- The data
....

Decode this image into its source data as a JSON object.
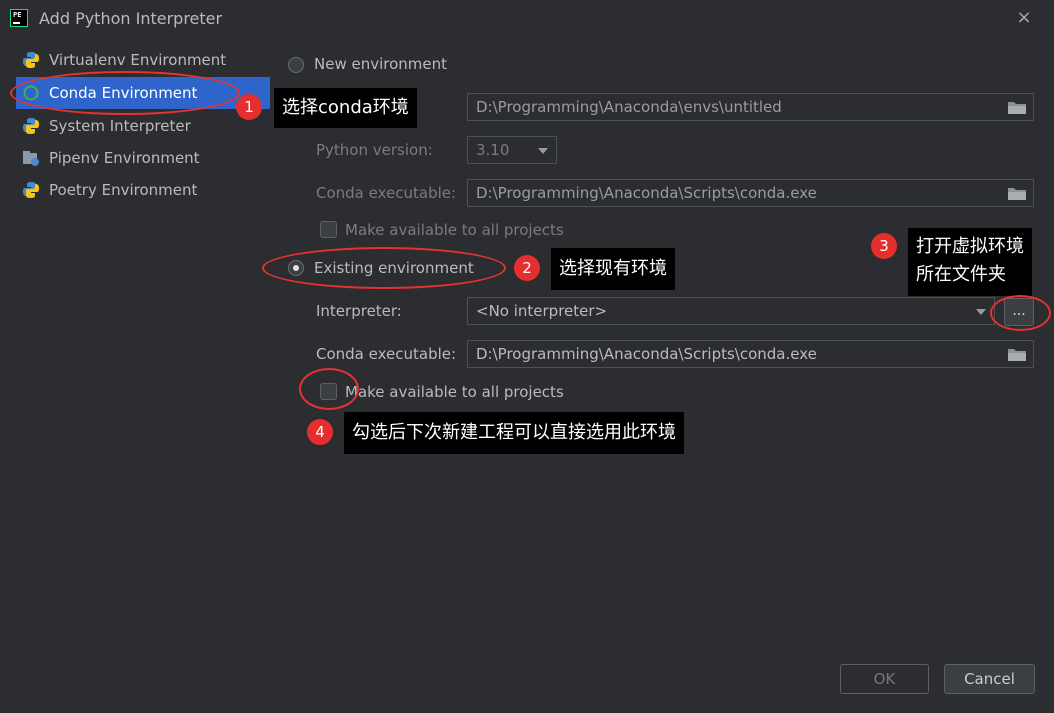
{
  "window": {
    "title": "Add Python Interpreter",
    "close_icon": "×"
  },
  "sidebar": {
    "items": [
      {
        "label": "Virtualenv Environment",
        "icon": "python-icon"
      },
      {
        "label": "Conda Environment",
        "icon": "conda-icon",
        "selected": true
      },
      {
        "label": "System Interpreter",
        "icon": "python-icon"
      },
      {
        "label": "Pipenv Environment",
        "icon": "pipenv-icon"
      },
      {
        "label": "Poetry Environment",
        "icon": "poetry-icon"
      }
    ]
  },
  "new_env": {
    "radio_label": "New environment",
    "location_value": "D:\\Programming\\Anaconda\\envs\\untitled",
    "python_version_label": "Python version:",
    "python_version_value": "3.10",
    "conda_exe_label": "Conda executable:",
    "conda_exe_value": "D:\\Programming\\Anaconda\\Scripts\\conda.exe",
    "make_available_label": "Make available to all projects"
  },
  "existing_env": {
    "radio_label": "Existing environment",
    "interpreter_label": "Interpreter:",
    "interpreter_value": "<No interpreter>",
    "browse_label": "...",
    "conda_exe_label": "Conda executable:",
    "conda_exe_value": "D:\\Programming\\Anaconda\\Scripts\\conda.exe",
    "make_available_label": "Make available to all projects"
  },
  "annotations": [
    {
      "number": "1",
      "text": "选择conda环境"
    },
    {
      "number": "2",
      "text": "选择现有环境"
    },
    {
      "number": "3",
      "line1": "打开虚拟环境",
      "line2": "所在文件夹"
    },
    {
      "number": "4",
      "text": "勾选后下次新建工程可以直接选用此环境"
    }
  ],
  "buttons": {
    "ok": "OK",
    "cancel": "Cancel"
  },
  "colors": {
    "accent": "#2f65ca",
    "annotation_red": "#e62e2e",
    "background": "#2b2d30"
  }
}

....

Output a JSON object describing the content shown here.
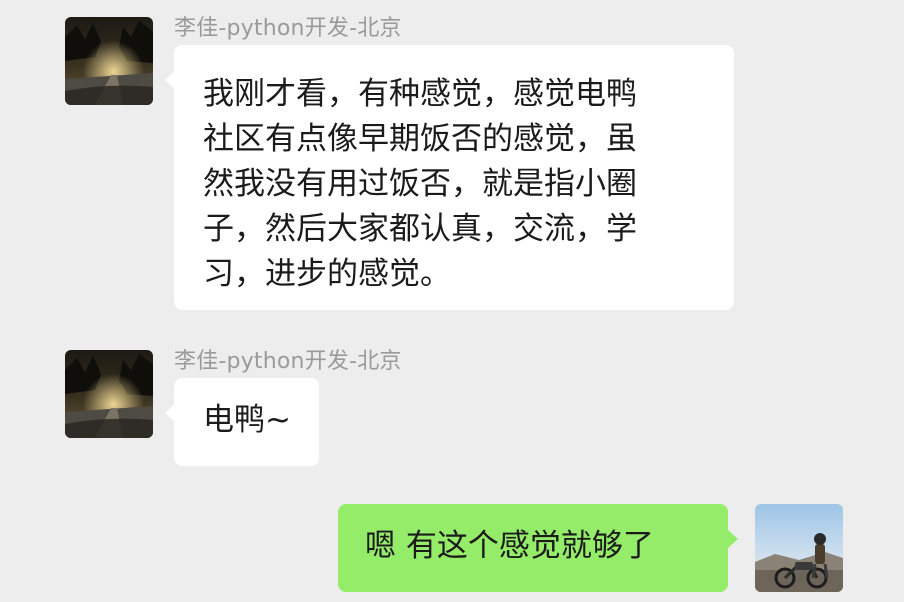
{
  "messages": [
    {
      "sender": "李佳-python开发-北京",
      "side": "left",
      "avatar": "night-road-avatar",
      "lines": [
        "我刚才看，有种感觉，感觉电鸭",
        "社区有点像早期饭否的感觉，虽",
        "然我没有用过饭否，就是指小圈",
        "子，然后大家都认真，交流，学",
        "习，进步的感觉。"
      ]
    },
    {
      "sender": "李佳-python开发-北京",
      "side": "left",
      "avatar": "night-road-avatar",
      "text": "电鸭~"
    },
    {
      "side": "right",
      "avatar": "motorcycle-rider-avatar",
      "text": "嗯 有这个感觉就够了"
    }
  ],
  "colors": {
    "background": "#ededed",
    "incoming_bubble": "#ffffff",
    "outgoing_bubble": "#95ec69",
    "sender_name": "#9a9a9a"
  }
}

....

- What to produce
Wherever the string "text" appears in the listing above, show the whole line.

- Result
      "text": "选择conda环境"
      "text": "选择现有环境"
      "text": "勾选后下次新建工程可以直接选用此环境"
      "text": "电鸭~"
      "text": "嗯 有这个感觉就够了"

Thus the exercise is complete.